Results obtained from the combination therapy experiments conducted in this study are supported by various published studies using TMZ and RT treatment. Treatment of tumors with RT alone did not induce apoptosis as detected by our reporter ( and ); however, these tumors had decreased growth compared to tumors from control mice (). This data supports studies demonstrating that tumor response to RT results in only modest levels of apoptosis in most tumor cell lines (38
). Instead, tumors treated with DNA damaging therapy such as irradiation undergo cell death via necrosis or “mitotic catastrophe”(40
). Administration of the DNA alkylating agent TMZ in conjunction with radiation increases dsDNA damage to levels that activate apoptotic machinery and forms the basis of radio-sensitizing activity of TMZ (24
). Thus, tumors of animals receiving both TMZ + RT had dsDNA damage to an extent that enabled activation of the apoptotic cascade, resulting in increased bioluminescence activity compared to animals treated with individual therapies. Additionally, the results of our TMZ and RT combination therapy experiments are consistent with data from a preclinical setting where TMZ + RT treatment was found to be synergistic in tumors with low O6
-methylguanine-DNA methyl-transferase (MGMT) levels. D54 cells express low levels of MGMT, which may provide an additional mechanism for the radio-sensitization effect of TMZ (24
Although bioluminescence imaging of apoptosis using the technology described here is limited to testing of potential chemotherapeutic drugs using animals in a research setting, we believe that information garnered using this type of technology with regards to schedule and efficacy of combination therapies has potential to impact the clinical setting. In fact, TMZ + RT combination treatment of brain tumors is showing significant promise in patients.
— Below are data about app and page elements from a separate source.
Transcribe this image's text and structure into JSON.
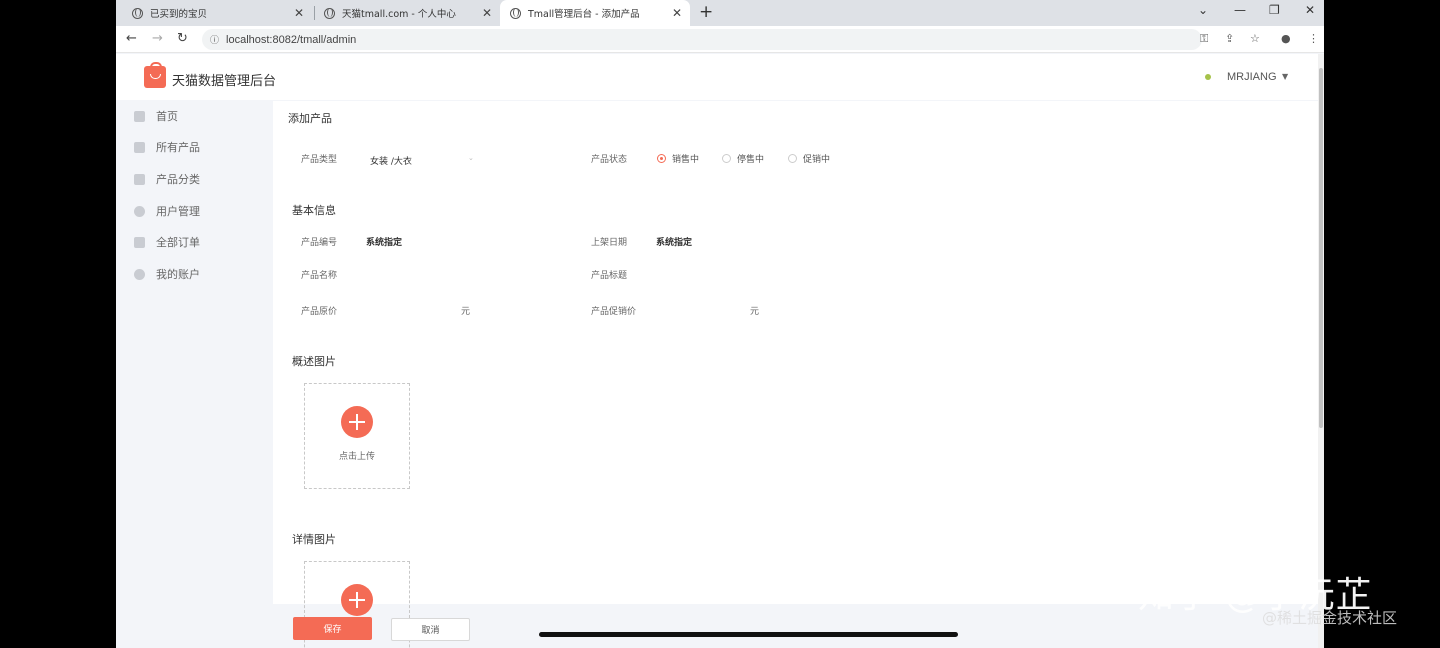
{
  "browser": {
    "tabs": [
      {
        "title": "已买到的宝贝"
      },
      {
        "title": "天猫tmall.com - 个人中心"
      },
      {
        "title": "Tmall管理后台 - 添加产品"
      }
    ],
    "new_tab": "+",
    "url": "localhost:8082/tmall/admin",
    "window_controls": [
      "⌄",
      "—",
      "❐",
      "✕"
    ]
  },
  "header": {
    "app_title": "天猫数据管理后台",
    "user_name": "MRJIANG"
  },
  "sidebar": {
    "items": [
      {
        "label": "首页",
        "icon": "home-icon"
      },
      {
        "label": "所有产品",
        "icon": "product-icon"
      },
      {
        "label": "产品分类",
        "icon": "category-icon"
      },
      {
        "label": "用户管理",
        "icon": "user-icon"
      },
      {
        "label": "全部订单",
        "icon": "order-icon"
      },
      {
        "label": "我的账户",
        "icon": "gear-icon"
      }
    ]
  },
  "form": {
    "page_title": "添加产品",
    "product_type_label": "产品类型",
    "product_type_value": "女装 /大衣",
    "product_status_label": "产品状态",
    "status_options": [
      {
        "label": "销售中",
        "selected": true
      },
      {
        "label": "停售中",
        "selected": false
      },
      {
        "label": "促销中",
        "selected": false
      }
    ],
    "basic_info_title": "基本信息",
    "product_id_label": "产品编号",
    "product_id_value": "系统指定",
    "shelf_date_label": "上架日期",
    "shelf_date_value": "系统指定",
    "product_name_label": "产品名称",
    "product_title_label": "产品标题",
    "original_price_label": "产品原价",
    "original_price_unit": "元",
    "promo_price_label": "产品促销价",
    "promo_price_unit": "元",
    "overview_images_title": "概述图片",
    "upload_label": "点击上传",
    "detail_images_title": "详情图片"
  },
  "footer": {
    "save_label": "保存",
    "cancel_label": "取消"
  },
  "overlay": {
    "watermark_main": "知乎 @小沅芷",
    "watermark_sub": "@稀土掘金技术社区"
  },
  "colors": {
    "accent": "#f46b55",
    "sidebar_bg": "#f3f5f9",
    "panel_bg": "#ffffff"
  }
}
Although not investigated here, we believe that the ANLucBCLuc reporter would be of significant benefit in studies of other pathologies wherein dysregulation of apoptosis plays an important role and have begun development of transgenic animals that initiate expression of the reporter in a tissue specific manner. Additionally, we are developing reporters for other cytosolic proteases that play a role in various disease processes. Further, replacing the reporter platform with other reporter molecules (e.g. B-galactosidase) that, unlike luciferase, do not require ATP as a cofactor and would remain active in non-viable cells could be developed. Recently, firefly luciferase fragments with novel split sites enabling more effective silencing of luciferase have been reported (42
). We are constructing caspase reporters using these improved split sites to further reduce the background signal of our reporter system. In summary, we have shown this reporter system can be utilized to sensitively, dynamically, and quantitatively image apoptosis. This will enable development or enhancement of therapeutic protocols by providing a platform to investigate dosing, scheduling, or the efficacy of combination therapies in living subjects.